By Africa Moyo
Finance and Economic Development Minister Professor Mthuli Ncube yesterday said the economy will grow by 6,3 percent this year as signs of recovery continue to show, albeit at a slow pace.
Prof Ncube said this yesterday in Harare while announcing far-reaching fiscal measures to reverse fiscal disequilibrium in the economy.
The 2017 National Budget had primed the economy to grow by between 4,5 percent and 4,8 percent.
“The economy is showing signs of recovery albeit with a number of challenges and risks.
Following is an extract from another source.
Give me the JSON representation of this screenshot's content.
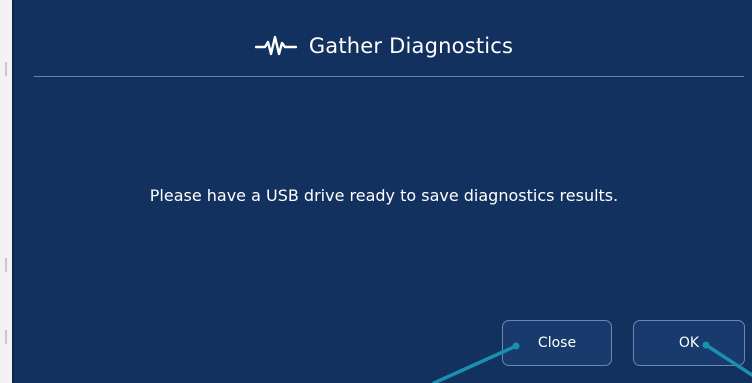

Indications are that the economy will grow by 6,3 percent against the original Budget projection of 4,5 percent and 4,8 percent estimated for 2017.
“With this projected growth, Zimbabwe will join the ‘6 percent club’ of African countries growing at more than 6 percent per year,” said Prof Ncube:
The economy is expected to grow, underpinned by “better-than-anticipated performance” across the key sectors of the economy chiefly agriculture, mining, tourism and manufacturing during the first half of the year.
In agriculture, tobacco stunned hitherto critics of the land reform programme after shredding initial projections to record a staggering 250 million kg this year, the highest tobacco output ever produced in the country even during the time of white former commercial farmers.
In the first half of this year, the country also recorded significant growth in respect of gold, platinum, chrome and coal, among other key minerals, setting the stage for a rise in economic growth.
Gold miners have been on the rampage this year, hauling 21 tonnes in seven months to July 31, tearing all records set since 2009, driven by the exploits of small-scale miners who delivered 13,5 tonnes.
Large-scale miners delivered 7,3 tonnes up to end of July.
The gold output as at July 31, was 4 tonnes shy of last year’s total deliveries of 24,8 tonnes.
This year’s target is 30 tonnes.
However, Prof Ncube said the quality of the growth, which is anchored on agriculture and mining, is “obviously not inclusive”.
He said the growth trajectory faces risks and challenges related to foreign currency and cash shortages; unsustainably high budget and current account deficits; emerging inflation pressures; slow moving re-engagement process; infrastructure deficiencies; and weak social service delivery.
“These challenges are, however, not insurmountable. These challenges call for urgent reforms. It cannot be business as usual.
“Bold decisions need to be taken on the reforms front in order to stimulate growth and sustainable development,” said Prof Ncube.
Prof Ncube said the financing of the deficit was mainly through domestic borrowing, with the use of instruments such as Treasury bills, overdraft with the Central Bank, cash advances from Central Bank, arrears and loans from the private sector.
“Such financing mechanisms are crowding out the private sector, hence constraining production. This also increased money supply in the economy translating into exchange rate misalignment and inflationary pressures now at 4,9 percent, as of August.
“Similarly, the high deficit has ignited expansion of domestic debt from $275,8 million in 2012 to current levels of $9,5 billion against $7,4 billion external debt.
“This brings total public debt to $16,9 billion,” said Prof Ncube.
Going forward, Prof Ncube said macro-economic and fiscal stabilisation becomes critical and urgent, and should invariably target the fiscal deficit.
He said a stable macro-economic environment is an essential precondition for growth and improvement of living standards for citizens.
President Mnangagwa is on record stating that his Government was working flat out to ensure the country achieves middle economy status by 2030 where the active population has “decent jobs” and per capita income of $3 500.
This has seen Prof Ncube crafting a number of fiscal measures and fiscal roadmap to ensure the achievement further economic growth.
Some of the measures include limiting the use of the RBZ overdraft facility and curtail RBZ advances to Government in line with Section 11(1) of the Reserve Bank Act [Chapter 22:15].
As at August 31, the overdraft with the RBZ was $2,3 billion, well above the statutory limit of $762,8 million.
Government, in its management of domestic borrowing, is also reviewing the use of Treasury bills in support of socio-economic development programmes.
To date, Treasury Bill issuances have spiked from $2,1 billion in 2016 to a cumulative $7,6 billion by end of August.
In 2014, Treasury Bills to GDP ratio was at 4,4 percent and has increased sharply to 36,5 percent by end of August, which is a cost to Government.
Excessive issuance of short-term debt instruments at high interest rate also crowds out the private sector and compounds the increase in Government recurrent expenditure.
Treasury will seek to finance Government’s vital socioeconomic development programmes by use of instruments that “crowd in” the private sector, including public private partnerships or Government guarantees to financial institutions.
Such guarantees will only be a contingent liability to Government, unlike Treasury Bills that have a direct and immediate cash flow implication.
Other measures include the issuance of publicly traded infrastructure bonds; accelerated privatisation of State Owned Enterprises and Parastatals, external debt arrears resolution; creating a world-class “regional fuel dry port” out of the Mabvuku Loading Gantry and Msasa Depot fuel storage facilities; and enhancing revenue collection measures.